"Exactly. Now we're getting closer to the root of the problem. It's not a matter of giving traffic ticket per se. So young man, why didn't you switch the car registration to your name?"
"Err.. mostly because it's expensive... and some say it's bureaucratic. I've never done it myself, to be honest."
"So we should make it easier to do, and cheaper."
"That's not going to happen. The government wants all the money they can get..." I answered.
"Ah, young man. Look at it this way. Let's say they make the registration very easy to do and only takes 10 minutes. And they cut the fee in half. That's 50% off.
I am willing to bet that the number of people who go to change their car registration to their name can easily triple. Cut the fee in half, but you get three times more business. The government actually will make more.
Not to mention the benefit of having the cars on the street all registered to the rightful owner. If anybody failed to pay their traffic fine before the deadline, the police can track them down and slap even more hefty fines. More money for the government."
I nodded. Make sense.
The gentleman continued:
"With all the money goes to the government, we can then use some of it to take care of our policemen. This folks work day and night at polluted streets. It's also a dangerous job. We have to take care of them better. With the money we can also provide them with better equipments: better communication devices, computers, cameras, better cars and motorcycles. In the end they will work better and can catch even more traffic violators and bring even more money for the government.
And us, when we made a mistake, we will be happy to pay the fine because: one, we don't have to waste our time going to court and two, we know the money will all go to the government.
The police department and the court of justice will be happy too. Less papers to push. Less work. They can focus on more important cases."

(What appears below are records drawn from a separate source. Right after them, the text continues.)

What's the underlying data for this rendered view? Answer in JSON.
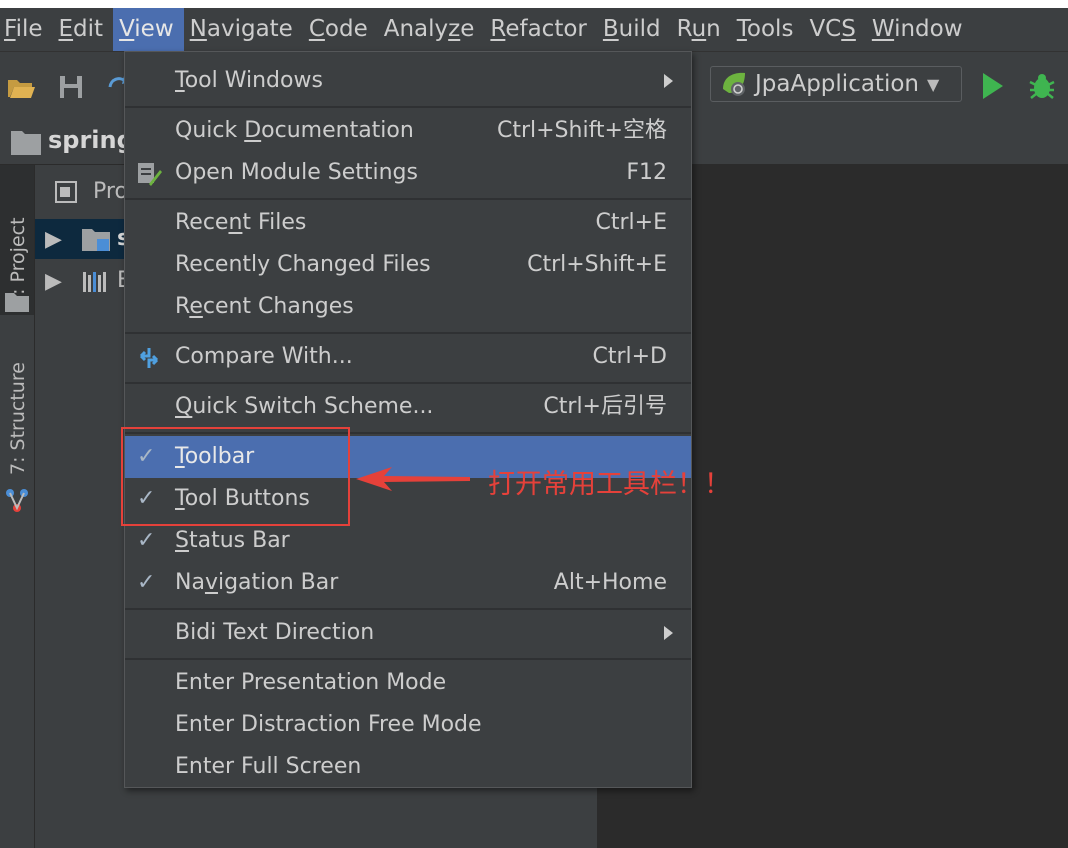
{
  "menubar": {
    "items": [
      {
        "label": "File"
      },
      {
        "label": "Edit"
      },
      {
        "label": "View"
      },
      {
        "label": "Navigate"
      },
      {
        "label": "Code"
      },
      {
        "label": "Analyze"
      },
      {
        "label": "Refactor"
      },
      {
        "label": "Build"
      },
      {
        "label": "Run"
      },
      {
        "label": "Tools"
      },
      {
        "label": "VCS"
      },
      {
        "label": "Window"
      }
    ]
  },
  "toolbar": {
    "run_config": "JpaApplication",
    "icons": [
      "open-folder-icon",
      "save-icon",
      "sync-icon",
      "spring-boot-icon",
      "dropdown-caret-icon",
      "run-icon",
      "debug-icon"
    ]
  },
  "navbar": {
    "crumb": "spring"
  },
  "tool_strip": {
    "project_tab": "1: Project",
    "structure_tab": "7: Structure"
  },
  "project_panel": {
    "header": "Pro",
    "rows": [
      {
        "label": "s"
      },
      {
        "label": "E"
      }
    ]
  },
  "view_menu": {
    "items": [
      {
        "label": "Tool Windows",
        "shortcut": "",
        "submenu": true
      },
      {
        "label": "Quick Documentation",
        "shortcut": "Ctrl+Shift+空格"
      },
      {
        "label": "Open Module Settings",
        "shortcut": "F12"
      },
      {
        "label": "Recent Files",
        "shortcut": "Ctrl+E"
      },
      {
        "label": "Recently Changed Files",
        "shortcut": "Ctrl+Shift+E"
      },
      {
        "label": "Recent Changes",
        "shortcut": ""
      },
      {
        "label": "Compare With...",
        "shortcut": "Ctrl+D"
      },
      {
        "label": "Quick Switch Scheme...",
        "shortcut": "Ctrl+后引号"
      },
      {
        "label": "Toolbar",
        "shortcut": "",
        "checked": true,
        "highlighted": true
      },
      {
        "label": "Tool Buttons",
        "shortcut": "",
        "checked": true
      },
      {
        "label": "Status Bar",
        "shortcut": "",
        "checked": true
      },
      {
        "label": "Navigation Bar",
        "shortcut": "Alt+Home",
        "checked": true
      },
      {
        "label": "Bidi Text Direction",
        "shortcut": "",
        "submenu": true
      },
      {
        "label": "Enter Presentation Mode",
        "shortcut": ""
      },
      {
        "label": "Enter Distraction Free Mode",
        "shortcut": ""
      },
      {
        "label": "Enter Full Screen",
        "shortcut": ""
      }
    ],
    "check_mark": "✓"
  },
  "annotation": {
    "text": "打开常用工具栏！！",
    "color": "#e5413a"
  },
  "colors": {
    "highlight": "#4b6eaf",
    "panel": "#3c3f41",
    "editor": "#2b2b2b"
  }
}
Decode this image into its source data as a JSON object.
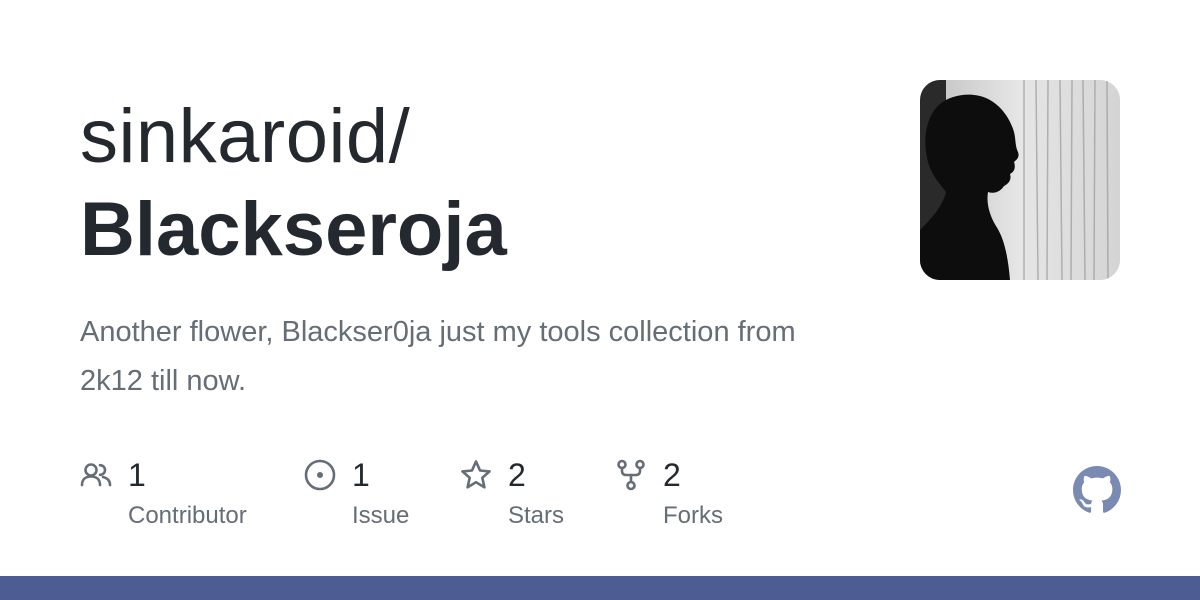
{
  "repo": {
    "owner": "sinkaroid/",
    "name": "Blackseroja",
    "description": "Another flower, Blackser0ja just my tools collection from 2k12 till now."
  },
  "stats": [
    {
      "icon": "people-icon",
      "value": "1",
      "label": "Contributor"
    },
    {
      "icon": "issue-icon",
      "value": "1",
      "label": "Issue"
    },
    {
      "icon": "star-icon",
      "value": "2",
      "label": "Stars"
    },
    {
      "icon": "fork-icon",
      "value": "2",
      "label": "Forks"
    }
  ],
  "colors": {
    "title": "#24292f",
    "muted": "#656d76",
    "bottom_bar": "#4d5c92",
    "github_logo": "#7a8ab2"
  },
  "icons": {
    "logo": "github-logo-icon",
    "avatar": "avatar-silhouette-image"
  }
}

"Sounds good," I said. "So why is it not being done? Why are we stuck with this inefficient system?"
"Think of it this way: It's just like when we have our reformasi."
"Yes. Before we have our democracy, some of us were doing very well under Suharto. They made a lot of money, building even more businesses and make even more money. So when the people wanted Suharto out, they initially resisted. Life is good, why change? It's understandable. They did not want to lose their investment, their business, everything that they have worked for to achieve.
But guess what. Now that we have our democracy, this same people are now doing just as good, if not even better. Most of them are just as rich, if not richer because of the reformasi. Now even they don't want to go back to dictatorship.
Same thing with all this traffic fine system. Some people are actually doing well with the current system. Making good money out of this inefficiency. They don't want to lose it.
But if we ask for it, pressure the parliament and make it happen, this same people will later see that they will do just fine if not better under a reformed system.
We just have to help them to see it. And to make this happen, we the people have to ask for it. Demand it. Just like we demand our reformasi."
What a passionate old man, I thought.
The gentleman took a deep breath.
"It's nice to dream, isn't it. " He chuckles.
"Yes sir. It is."
Then a stewardess came with a trolley, waking both of us from our dream.
"Chicken or fish, sir? ... And what would you like to drink?"